Immersion cooling: Immersion cooling is a relatively technology and means dumping a server into a large container full of fluid. The idea behind immersion cooling is that the liquid will absorb the heat from the server and then get cycled through a heat exchanger, so the liquid gets cooled again and pumped back into the container. There is active research currently on the best liquid to achieve the largest heat absorption.
As shown in the graph below, Direct Liquid Cooling offers the highest cooling capabilities of all 3
Immersion cooling, despite its promises, is today comparable with air cooling, as it supports components with TDPs up to 400W for single phase immersion cooling and up to 650W for dual phase immersion cooling. The other downside of Immersion Cooling is the serviceability of the servers as they are installed into a container full of fluid.
Since my previous post, Dell has come out with this technology called Smart Cooling for its PowerEdge servers. I can already hear you wonder about the lengthy pre-ample, as you probably came here to learn about Smart Cooling, right? Let’s dive into that then.
At its heart, Smart Cooling is very simple: it is the ability for all future (and some current generation) of PowerEdge servers to support all 3 cooling methods, thus giving customers the choice of the appropriate method based on their workload and their datacenter capabilities. Dell feels that, for the foreseeable future, customers will have workloads that are perfectly fine being air cooled and workloads that will require the cooling power of Direct Liquid Cooling, hence the support for all 3 cooling technologies.
But Smart Cooling doesn’t stop at the support of cooling technologies, it also includes a management component called Power Manager, which helps customers by gaining visibility into their power usage, into who is consuming what and by avoid power or thermal related downtime. Power Manager also helps datacenter managers with their carbon-footprint reduction initiative by showing under-utilized servers and by decreasing overall power consumption.

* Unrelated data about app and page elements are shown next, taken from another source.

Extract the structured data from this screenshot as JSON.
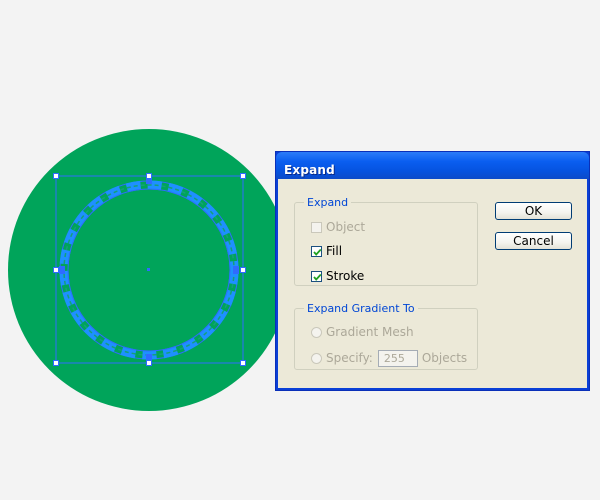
{
  "colors": {
    "canvas_bg": "#f3f3f3",
    "shape_fill": "#00a45a",
    "selection": "#2f6bff",
    "stroke_dash": "#1e90ff",
    "dialog_face": "#ece9d8",
    "titlebar": "#0a5ef0",
    "group_label": "#0046d5"
  },
  "dialog": {
    "title": "Expand",
    "expand_group": {
      "legend": "Expand",
      "object": {
        "label": "Object",
        "checked": false,
        "enabled": false
      },
      "fill": {
        "label": "Fill",
        "checked": true,
        "enabled": true
      },
      "stroke": {
        "label": "Stroke",
        "checked": true,
        "enabled": true
      }
    },
    "gradient_group": {
      "legend": "Expand Gradient To",
      "gradient_mesh": {
        "label": "Gradient Mesh",
        "enabled": false
      },
      "specify": {
        "label": "Specify:",
        "value": "255",
        "suffix": "Objects",
        "enabled": false
      }
    },
    "ok_label": "OK",
    "cancel_label": "Cancel"
  },
  "icons": {
    "checkbox_checked": "check-mark-icon",
    "center_point": "center-point-icon"
  }
}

I am convinced that, within the next 5 years, most datacenters will leverage at least 2 different cooling technologies and, as I discussed in my post on Liquid Cooling, that transition will not necessarily be easy. Knowing that the hardware they buy today will be able to transition to new cooling technologies should be at the forefront of any hardware acquisition decision, as this is happening, and it is going to be chilling! :D